Legislative Developments (1 matter)

LOS ANGELES’S FREELANCE PROTECTIONS ORDINANCE BECAME EFFECTIVE JULY 1, 2023.  California has severely limited the use of independent contractors since the enactment of a strict “ABC test” for independent contractor status that went into effect on January 1, 2020. Some freelancers and other independent contractors may, however, provide services that are “outside the usual course of the hiring entity’s business” or qualify for one of the 65 or so exemptions from the ABC test, as we discussed in our September 2020 blog post.  Effective July 1, 2023, any freelancer that performs work within the City of Los Angeles and otherwise qualifies for independent contractor status under California law is now protected under a new law enacted by that municipality – the Freelance Worker Protection Ordinance.  The Los Angeles freelance protection law, like New York City’s Freelance Isn’t Free Act enacted in 2017, only covers work performed “entirely” by a single individual for what the law refers to as a “Hiring Entity.”  The law covers such freelancers whether they provide such services as a sole proprietor or through an entity they own exclusively, such as a single-member limited liability company. The ordinance does not, however, cover work performed by freelancers who use one or more other workers to perform some or all of the services for the Hiring Party.

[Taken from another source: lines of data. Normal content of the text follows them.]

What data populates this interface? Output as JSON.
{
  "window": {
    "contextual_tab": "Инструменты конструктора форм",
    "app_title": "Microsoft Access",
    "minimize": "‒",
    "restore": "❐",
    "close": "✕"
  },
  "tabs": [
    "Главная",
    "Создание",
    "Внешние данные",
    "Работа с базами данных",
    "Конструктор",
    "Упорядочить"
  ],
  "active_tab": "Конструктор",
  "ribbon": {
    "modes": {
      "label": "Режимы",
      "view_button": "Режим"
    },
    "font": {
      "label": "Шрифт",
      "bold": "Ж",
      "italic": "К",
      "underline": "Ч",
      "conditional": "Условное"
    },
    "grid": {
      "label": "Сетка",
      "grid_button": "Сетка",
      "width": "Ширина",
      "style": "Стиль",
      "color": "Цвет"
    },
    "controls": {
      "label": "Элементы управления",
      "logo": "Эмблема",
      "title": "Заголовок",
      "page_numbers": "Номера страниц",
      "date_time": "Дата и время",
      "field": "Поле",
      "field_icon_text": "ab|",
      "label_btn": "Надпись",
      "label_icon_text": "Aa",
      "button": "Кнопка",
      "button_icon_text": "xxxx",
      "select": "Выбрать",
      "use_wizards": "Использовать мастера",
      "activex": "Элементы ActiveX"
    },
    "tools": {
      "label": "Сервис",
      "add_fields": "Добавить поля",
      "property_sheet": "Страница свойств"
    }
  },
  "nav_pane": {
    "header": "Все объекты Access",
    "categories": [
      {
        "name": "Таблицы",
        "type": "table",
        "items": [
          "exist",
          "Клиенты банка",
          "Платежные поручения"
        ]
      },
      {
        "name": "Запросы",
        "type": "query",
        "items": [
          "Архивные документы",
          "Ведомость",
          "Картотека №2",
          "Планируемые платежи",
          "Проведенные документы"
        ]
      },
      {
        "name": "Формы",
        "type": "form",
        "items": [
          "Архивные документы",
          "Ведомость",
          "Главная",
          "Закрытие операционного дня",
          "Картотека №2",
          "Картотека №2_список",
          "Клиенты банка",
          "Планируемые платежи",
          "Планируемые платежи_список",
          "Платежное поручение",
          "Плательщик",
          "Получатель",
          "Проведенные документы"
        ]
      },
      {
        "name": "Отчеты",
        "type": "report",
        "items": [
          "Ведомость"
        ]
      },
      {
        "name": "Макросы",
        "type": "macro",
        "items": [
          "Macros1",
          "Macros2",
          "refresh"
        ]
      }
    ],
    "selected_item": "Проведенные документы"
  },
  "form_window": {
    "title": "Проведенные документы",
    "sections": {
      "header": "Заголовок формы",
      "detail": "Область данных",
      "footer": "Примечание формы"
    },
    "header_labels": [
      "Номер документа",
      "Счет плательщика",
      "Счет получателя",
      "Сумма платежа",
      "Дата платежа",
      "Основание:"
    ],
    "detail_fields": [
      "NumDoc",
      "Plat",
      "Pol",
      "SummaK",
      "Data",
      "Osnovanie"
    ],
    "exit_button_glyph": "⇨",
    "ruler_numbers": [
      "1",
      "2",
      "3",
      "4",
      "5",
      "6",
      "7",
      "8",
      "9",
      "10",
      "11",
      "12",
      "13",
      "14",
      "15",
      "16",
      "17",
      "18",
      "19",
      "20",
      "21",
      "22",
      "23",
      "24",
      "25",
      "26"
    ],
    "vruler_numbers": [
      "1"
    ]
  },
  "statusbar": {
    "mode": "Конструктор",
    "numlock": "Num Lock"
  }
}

The new law also excludes app-based transportation and delivery services that engage drivers to provide prearranged services.

The purpose of the ordinance is to protect freelancers from non-payment for their services, delayed payment, and less than full payment. It requires a Hiring Entity to enter into a written contract with a freelancer that provides certain terms including a specification of the parties’ contact information, services to be performed, date by which compensation must be paid, and manner by which such date will be determined.  Where no such date is provided in the contract or if there is no written agreement, payment must be made within 30 days “after services are rendered.” While there is only a $250 penalty for a Hiring Entity’s refusal to provide a written contract to the freelancer upon request, there are costly penalties for violations of the new law. These include double damages for amounts unpaid and “damages equal to the value of the contract or the work performed, whichever is greater” for any other violations of the law.

Freelancers who believe a Hiring Entity violated the law can file a complaint with a designated City agency or file a lawsuit where, if they prevail, they are entitled to all reasonable attorney’s fees and costs in addition to any penalties and damages. The law has many defects, including the absence of a good faith defense to double damages and no means by which a Hiring Party can know for sure if the work is being performed within the City of Los Angeles and whether the freelancer is the sole person providing services.  Companies engaging freelancers in California should take extra caution to determine if this new law is applicable and, if it is, to take steps to ensure compliance.  Many of the suggestions we offered in a blog post to hiring entities seeking to comply with the New York City freelancer law are equally applicable to companies seeking to comply with the new Los Angeles freelancer protection law.

By Richard Reibstein